Businesses are in a tight spot when it comes to proof of vaccinations, says privacy lawyer
Many businesses don't have the time, information or legal advice to make these assessments: Molly Reynolds
As provinces take steps toward post-COVID normalcy, more questions are being raised about proof of vaccinations and how they're impacted by privacy laws — from both consumers and businesses.
On July 12, Quebec lifted capacity restrictions in retail stores and lowered social distancing from two metres to one metre. A couple of days later, Nova Scotia entered Phase 4 of its five-step reopening plan. Ontario entered Step 3 of its plan on Friday.
Molly Reynolds is a lawyer specialising in privacy, data security and protection and ethics. She spoke to Checkup guest host Michelle Eliot about the tough spot businesses are in when it comes to privacy rights and requesting proof of vaccinations.
Here is part of their conversation.
Can a restaurant or any other business legally require proof of vaccine before allowing patrons in?
It's a tough question right now for businesses, especially in the hospitality area.
Where we're at right now is there isn't firm guidance from the federal or provincial governments saying that certain businesses or industries are allowed to restrict access to their services to those who are vaccinated, but nor is there guidance prohibiting that.
What businesses have to do is look at the various different legal regimes — privacy law, human rights, employment law, and health and safety on the job — and do an analysis of whether the necessity of protecting public health is effectively outweighing the intrusion on privacy by asking people to provide a proof of vaccine.
That's quite challenging for businesses right now because many of them don't have the time, the information or the legal advice to make that assessment.
As they weigh those considerations, is the pandemic a justifiable reason to ask people to disclose health data?
Well, we can't say that universally that is such a public health concern that they can require the disclosure of this type of information. However, there certainly are some industries and some businesses or workplaces where that argument is going to be stronger. For example, those who are serving high-vulnerability people.
By contrast, there may be industries or businesses where the work is primarily outside, or social distancing and masking continues to be viable. And in that case, it's difficult to say we have to require people to provide this type of personal health information if there are alternatives available.
As you say, so far, it seems businesses are having to figure out on their own how to do this.
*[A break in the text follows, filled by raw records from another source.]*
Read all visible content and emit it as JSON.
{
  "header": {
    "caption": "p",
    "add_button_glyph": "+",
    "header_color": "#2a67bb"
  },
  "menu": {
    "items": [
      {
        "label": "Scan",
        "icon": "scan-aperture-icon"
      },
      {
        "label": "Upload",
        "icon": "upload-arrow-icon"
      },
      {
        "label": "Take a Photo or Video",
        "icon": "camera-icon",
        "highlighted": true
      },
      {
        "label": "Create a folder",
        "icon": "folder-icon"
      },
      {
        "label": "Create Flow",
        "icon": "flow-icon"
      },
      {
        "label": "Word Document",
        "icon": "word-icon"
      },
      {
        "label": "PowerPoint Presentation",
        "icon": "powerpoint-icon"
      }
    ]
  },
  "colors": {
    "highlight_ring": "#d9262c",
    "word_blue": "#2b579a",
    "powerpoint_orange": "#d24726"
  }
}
Is there a more effective way to do that without perhaps infringing on people's human rights and privacy?
So a business might say, "We would ask you not to come in person if you haven't been vaccinated," and highlight the contact list or the remote options for obtaining their services for those who aren't vaccinated.
That's probably the lowest risk option for businesses, but doesn't give their customers and their employees the confidence that so many people are looking for in going into environments where they know everyone around them are going to be fully vaccinated.
A business may have to either allow individuals to access services or go quite far to provide them with alternative means, for example, of remote or contactless access to those services.- Molly Reynolds
And when it comes to private sector businesses, how does that compare to public services when it comes to charter rights?
It's different legal regimes that apply to the public sector versus the private sector, but actually most of them still have to comply with the same type of balancing of determining the necessity of protecting people through requiring proof of vaccination versus the privacy impact.
However, in the public sector, it's much more difficult to enact rules that would require people to either not access necessary services or to provide their personal health information.
It can actually be more challenging in the public sector. For example, if somebody wasn't able to access a government office to have their I.D. renewed because they didn't want to volunteer their COVID status or because they hadn't been vaccinated.
There are people who can't get vaccinated for health or religious reasons. How can these establishments handle those exceptions?
That's one of the areas where we do have firmer guidance under human rights legislation across the country.
So if somebody is medically ineligible for a vaccine, that could be considered a basis of discrimination for disability status if people were denied services as a result.
Similarly, if somebody has chosen not to take a vaccine because of a truly-held religious belief, that would be a human rights code ground, where somebody can't be denied service on that basis.
A business may have to either allow individuals to access services or go quite far to provide them with alternative means, for example, of remote or contactless access to those services.
Ultimately, do you see federal or provincial governments introducing the kinds of guidelines that you're saying are missing right now — legislation to provide that clarity?
There was a lot of confusion earlier in the pandemic around certain types of testing or screening that was permissible for the public or the private sector to do before offering access. And we didn't end up seeing a lot of guidance from the government.
However, we did see some commentary over the months around what may not be effective. For example, some public health agencies were mentioning that temperature checks weren't necessarily effective means of screening for COVID and therefore might not [meet] that permissible balance of necessity against privacy intrusion.
So I think the question of vaccine status is going to be relevant for many months to come. I expect that public health and hopefully other agencies, like human rights agencies and privacy regulators, will work together so that there can be provincial or federal guidance on the type of workplace where these types of restrictions may be appropriate and wouldn't put the business at risk of being offside of privacy law.
Written by Mouhamad Rachini. Produced by Steve Howard, Mikee Mutuc and Caroline Carucci. Q&A has been edited for length and clarity.